DIRECTIONS: At the line containing "What's the underlying", begin repeating lines exactly, and stop only after the final line of the records below.

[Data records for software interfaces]
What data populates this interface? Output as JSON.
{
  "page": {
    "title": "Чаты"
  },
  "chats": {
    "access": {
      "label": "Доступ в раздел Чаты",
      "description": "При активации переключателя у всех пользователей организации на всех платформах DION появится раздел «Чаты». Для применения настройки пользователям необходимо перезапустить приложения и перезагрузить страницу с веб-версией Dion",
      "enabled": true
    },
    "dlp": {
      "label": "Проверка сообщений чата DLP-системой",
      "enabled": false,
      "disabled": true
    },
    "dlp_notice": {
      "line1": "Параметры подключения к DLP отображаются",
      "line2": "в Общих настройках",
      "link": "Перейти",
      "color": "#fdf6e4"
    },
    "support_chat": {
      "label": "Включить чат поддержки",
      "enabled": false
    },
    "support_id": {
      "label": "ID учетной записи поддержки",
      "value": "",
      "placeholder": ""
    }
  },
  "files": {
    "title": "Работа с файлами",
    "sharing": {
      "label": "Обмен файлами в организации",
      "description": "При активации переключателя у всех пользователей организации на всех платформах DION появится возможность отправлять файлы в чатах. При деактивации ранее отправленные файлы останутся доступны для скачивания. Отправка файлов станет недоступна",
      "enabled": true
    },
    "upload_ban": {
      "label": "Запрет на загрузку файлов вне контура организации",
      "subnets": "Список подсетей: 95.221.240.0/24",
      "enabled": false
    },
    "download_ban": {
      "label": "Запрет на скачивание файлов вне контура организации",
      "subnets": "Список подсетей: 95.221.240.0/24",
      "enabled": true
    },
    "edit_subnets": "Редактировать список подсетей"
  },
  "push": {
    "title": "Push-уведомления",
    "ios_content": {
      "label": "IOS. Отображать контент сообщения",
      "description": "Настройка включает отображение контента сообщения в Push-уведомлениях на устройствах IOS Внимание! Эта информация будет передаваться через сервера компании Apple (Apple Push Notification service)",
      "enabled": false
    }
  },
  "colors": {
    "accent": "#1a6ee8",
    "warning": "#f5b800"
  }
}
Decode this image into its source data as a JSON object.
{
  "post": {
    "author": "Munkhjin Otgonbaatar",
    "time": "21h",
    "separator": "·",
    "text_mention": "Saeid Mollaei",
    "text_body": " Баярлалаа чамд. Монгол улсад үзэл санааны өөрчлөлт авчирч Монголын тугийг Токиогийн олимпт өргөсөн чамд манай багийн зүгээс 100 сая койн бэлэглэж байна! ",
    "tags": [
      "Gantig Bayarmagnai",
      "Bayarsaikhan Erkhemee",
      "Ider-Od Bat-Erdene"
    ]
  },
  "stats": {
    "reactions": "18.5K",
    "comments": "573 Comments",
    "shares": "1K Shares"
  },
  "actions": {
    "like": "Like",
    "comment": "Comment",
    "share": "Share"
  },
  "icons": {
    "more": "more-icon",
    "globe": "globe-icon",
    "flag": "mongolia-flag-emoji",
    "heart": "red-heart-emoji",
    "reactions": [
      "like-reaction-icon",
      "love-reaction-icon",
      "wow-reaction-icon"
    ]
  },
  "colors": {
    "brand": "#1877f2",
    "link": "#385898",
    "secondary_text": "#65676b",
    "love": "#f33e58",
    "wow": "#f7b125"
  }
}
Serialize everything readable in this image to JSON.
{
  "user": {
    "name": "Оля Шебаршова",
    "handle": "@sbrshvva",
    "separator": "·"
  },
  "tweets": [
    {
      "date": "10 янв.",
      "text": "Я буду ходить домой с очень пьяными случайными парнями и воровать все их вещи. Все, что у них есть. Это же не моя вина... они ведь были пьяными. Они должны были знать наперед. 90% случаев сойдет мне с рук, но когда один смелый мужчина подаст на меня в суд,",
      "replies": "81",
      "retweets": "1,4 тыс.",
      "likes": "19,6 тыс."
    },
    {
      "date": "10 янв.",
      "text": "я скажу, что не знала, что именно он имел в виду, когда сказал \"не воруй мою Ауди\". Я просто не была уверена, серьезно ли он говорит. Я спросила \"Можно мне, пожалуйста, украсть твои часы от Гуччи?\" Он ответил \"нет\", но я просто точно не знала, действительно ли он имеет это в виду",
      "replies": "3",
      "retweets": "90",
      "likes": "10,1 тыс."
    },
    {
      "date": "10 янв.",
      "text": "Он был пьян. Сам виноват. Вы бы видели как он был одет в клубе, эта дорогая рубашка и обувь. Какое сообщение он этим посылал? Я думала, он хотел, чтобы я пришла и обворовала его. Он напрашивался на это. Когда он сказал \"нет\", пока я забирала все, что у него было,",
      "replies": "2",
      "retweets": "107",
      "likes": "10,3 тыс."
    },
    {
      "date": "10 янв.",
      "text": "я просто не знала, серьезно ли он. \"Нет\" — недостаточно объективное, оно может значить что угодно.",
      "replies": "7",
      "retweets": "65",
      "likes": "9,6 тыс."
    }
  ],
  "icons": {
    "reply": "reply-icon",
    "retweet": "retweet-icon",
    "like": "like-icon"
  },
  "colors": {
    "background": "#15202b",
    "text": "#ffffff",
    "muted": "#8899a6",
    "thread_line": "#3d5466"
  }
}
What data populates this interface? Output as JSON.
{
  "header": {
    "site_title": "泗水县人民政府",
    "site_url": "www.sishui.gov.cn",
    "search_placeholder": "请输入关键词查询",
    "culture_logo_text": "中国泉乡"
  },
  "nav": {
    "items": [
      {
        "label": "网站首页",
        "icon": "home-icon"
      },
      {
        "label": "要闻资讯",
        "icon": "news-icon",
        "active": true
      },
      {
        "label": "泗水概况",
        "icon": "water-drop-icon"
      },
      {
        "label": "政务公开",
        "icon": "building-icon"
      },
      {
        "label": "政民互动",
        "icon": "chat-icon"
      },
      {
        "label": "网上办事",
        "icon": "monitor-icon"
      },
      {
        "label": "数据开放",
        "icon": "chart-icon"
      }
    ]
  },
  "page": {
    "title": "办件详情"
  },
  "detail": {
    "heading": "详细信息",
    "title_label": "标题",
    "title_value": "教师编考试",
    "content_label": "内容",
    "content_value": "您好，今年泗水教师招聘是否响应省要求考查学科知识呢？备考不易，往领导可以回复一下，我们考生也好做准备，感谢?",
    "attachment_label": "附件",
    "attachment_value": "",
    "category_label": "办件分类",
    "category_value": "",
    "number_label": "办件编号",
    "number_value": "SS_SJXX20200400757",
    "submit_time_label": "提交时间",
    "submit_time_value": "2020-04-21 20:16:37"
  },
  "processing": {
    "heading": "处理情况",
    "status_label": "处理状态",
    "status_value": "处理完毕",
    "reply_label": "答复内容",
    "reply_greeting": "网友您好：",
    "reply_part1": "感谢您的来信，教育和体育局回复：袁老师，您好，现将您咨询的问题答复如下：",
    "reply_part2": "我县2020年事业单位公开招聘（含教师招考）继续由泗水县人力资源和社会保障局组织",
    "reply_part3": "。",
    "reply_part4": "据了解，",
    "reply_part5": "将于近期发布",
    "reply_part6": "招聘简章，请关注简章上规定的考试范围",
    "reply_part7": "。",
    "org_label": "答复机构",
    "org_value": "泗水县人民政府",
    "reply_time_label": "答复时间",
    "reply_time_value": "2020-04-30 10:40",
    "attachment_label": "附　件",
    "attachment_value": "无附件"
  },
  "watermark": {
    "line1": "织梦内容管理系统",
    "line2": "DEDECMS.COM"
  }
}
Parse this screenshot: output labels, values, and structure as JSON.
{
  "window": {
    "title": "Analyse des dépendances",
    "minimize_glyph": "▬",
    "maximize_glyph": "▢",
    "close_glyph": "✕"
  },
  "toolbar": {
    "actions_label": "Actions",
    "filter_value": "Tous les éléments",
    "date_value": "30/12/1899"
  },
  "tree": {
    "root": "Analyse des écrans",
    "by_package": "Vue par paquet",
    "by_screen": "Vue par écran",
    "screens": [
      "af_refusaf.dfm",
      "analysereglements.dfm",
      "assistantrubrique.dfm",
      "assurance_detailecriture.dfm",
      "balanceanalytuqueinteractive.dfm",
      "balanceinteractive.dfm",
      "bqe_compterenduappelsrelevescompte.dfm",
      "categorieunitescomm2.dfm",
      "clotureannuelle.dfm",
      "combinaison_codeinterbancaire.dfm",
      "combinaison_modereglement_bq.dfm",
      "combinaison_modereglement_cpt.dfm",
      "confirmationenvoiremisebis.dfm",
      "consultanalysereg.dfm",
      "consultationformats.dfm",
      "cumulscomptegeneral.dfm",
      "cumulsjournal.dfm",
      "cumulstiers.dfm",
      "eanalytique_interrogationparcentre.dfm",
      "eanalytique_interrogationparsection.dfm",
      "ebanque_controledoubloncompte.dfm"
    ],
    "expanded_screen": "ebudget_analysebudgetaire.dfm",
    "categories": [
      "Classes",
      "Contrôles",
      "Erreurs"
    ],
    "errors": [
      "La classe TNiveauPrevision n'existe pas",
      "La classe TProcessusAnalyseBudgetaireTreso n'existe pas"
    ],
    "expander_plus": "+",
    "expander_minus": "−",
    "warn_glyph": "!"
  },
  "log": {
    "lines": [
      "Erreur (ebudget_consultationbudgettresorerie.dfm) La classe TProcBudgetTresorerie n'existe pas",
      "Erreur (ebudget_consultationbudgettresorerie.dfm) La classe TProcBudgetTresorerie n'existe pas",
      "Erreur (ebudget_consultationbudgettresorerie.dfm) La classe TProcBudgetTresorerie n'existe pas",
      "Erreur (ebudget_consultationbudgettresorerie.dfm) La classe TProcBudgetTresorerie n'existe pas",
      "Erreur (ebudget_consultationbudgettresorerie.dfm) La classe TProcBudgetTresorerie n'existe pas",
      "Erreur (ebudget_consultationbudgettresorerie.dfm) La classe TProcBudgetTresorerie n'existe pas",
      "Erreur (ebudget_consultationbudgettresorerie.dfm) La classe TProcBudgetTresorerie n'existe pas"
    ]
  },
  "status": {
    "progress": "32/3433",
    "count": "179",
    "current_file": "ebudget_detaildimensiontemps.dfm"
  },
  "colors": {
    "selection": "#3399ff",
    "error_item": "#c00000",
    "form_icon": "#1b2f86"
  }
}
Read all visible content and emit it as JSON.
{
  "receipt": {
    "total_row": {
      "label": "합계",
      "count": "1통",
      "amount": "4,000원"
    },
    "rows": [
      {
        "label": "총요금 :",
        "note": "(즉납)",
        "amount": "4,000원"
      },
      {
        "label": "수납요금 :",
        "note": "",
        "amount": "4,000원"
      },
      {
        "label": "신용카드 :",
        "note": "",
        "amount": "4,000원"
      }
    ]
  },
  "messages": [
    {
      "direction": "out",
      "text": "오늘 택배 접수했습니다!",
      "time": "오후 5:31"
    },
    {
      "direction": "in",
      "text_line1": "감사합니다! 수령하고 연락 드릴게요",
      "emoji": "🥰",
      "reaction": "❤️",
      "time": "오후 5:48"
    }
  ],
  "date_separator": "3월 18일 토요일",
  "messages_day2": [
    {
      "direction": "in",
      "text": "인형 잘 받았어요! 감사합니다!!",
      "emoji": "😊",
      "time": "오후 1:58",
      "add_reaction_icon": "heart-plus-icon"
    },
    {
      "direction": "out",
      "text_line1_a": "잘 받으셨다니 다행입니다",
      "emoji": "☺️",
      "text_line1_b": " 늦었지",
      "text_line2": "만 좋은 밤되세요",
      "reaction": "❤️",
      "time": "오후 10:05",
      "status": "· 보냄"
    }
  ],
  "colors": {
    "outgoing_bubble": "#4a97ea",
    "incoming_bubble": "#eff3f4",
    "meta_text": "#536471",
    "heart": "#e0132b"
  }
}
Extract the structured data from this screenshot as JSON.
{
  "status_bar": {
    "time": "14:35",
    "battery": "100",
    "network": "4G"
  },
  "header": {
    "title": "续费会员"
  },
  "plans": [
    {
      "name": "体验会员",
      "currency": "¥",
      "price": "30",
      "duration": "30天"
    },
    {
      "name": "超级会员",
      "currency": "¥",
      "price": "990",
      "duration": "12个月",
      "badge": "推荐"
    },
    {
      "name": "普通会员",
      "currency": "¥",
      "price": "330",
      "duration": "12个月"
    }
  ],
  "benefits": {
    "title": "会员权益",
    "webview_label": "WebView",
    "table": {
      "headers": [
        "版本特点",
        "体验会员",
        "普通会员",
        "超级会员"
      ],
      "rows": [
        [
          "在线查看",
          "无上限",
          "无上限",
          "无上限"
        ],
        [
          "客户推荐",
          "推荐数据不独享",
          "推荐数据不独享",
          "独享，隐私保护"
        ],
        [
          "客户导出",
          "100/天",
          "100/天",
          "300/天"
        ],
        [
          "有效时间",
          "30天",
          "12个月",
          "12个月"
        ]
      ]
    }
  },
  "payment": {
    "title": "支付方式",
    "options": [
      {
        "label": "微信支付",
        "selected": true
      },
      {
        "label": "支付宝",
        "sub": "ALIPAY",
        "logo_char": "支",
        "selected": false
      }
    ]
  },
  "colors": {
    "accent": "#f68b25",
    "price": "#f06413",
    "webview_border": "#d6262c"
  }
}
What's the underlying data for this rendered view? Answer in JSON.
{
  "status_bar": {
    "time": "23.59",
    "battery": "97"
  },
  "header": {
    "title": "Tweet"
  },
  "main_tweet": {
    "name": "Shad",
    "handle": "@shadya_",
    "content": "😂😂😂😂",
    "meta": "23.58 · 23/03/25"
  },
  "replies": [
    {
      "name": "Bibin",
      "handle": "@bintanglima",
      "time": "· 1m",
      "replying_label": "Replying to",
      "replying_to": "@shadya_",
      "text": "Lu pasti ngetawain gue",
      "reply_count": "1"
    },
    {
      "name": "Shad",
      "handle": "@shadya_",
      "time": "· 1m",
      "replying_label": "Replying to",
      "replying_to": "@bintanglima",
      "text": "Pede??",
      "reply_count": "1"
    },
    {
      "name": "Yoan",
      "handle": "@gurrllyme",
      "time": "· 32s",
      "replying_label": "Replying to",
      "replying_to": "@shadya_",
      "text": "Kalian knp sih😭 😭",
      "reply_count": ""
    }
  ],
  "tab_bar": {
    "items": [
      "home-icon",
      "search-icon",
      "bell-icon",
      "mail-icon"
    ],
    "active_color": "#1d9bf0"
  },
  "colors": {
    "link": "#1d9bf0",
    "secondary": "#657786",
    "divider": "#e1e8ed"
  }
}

WRITTEN SOLUTION:
What's the underlying data for this rendered view? Answer in JSON.
{
  "status_bar": {
    "time": "23.59",
    "battery": "97"
  },
  "header": {
    "title": "Tweet"
  },
  "main_tweet": {
    "name": "Shad",
    "handle": "@shadya_",
    "content": "😂😂😂😂",
    "meta": "23.58 · 23/03/25"
  },
  "replies": [
    {
      "name": "Bibin",
      "handle": "@bintanglima",
      "time": "· 1m",
      "replying_label": "Replying to",
      "replying_to": "@shadya_",
      "text": "Lu pasti ngetawain gue",
      "reply_count": "1"
    },
    {
      "name": "Shad",
      "handle": "@shadya_",
      "time": "· 1m",
      "replying_label": "Replying to",
      "replying_to": "@bintanglima",
      "text": "Pede??",
      "reply_count": "1"
    },
    {
      "name": "Yoan",
      "handle": "@gurrllyme",
      "time": "· 32s",
      "replying_label": "Replying to",
      "replying_to": "@shadya_",
      "text": "Kalian knp sih😭 😭",
      "reply_count": ""
    }
  ],
  "tab_bar": {
    "items": [
      "home-icon",
      "search-icon",
      "bell-icon",
      "mail-icon"
    ],
    "active_color": "#1d9bf0"
  },
  "colors": {
    "link": "#1d9bf0",
    "secondary": "#657786",
    "divider": "#e1e8ed"
  }
}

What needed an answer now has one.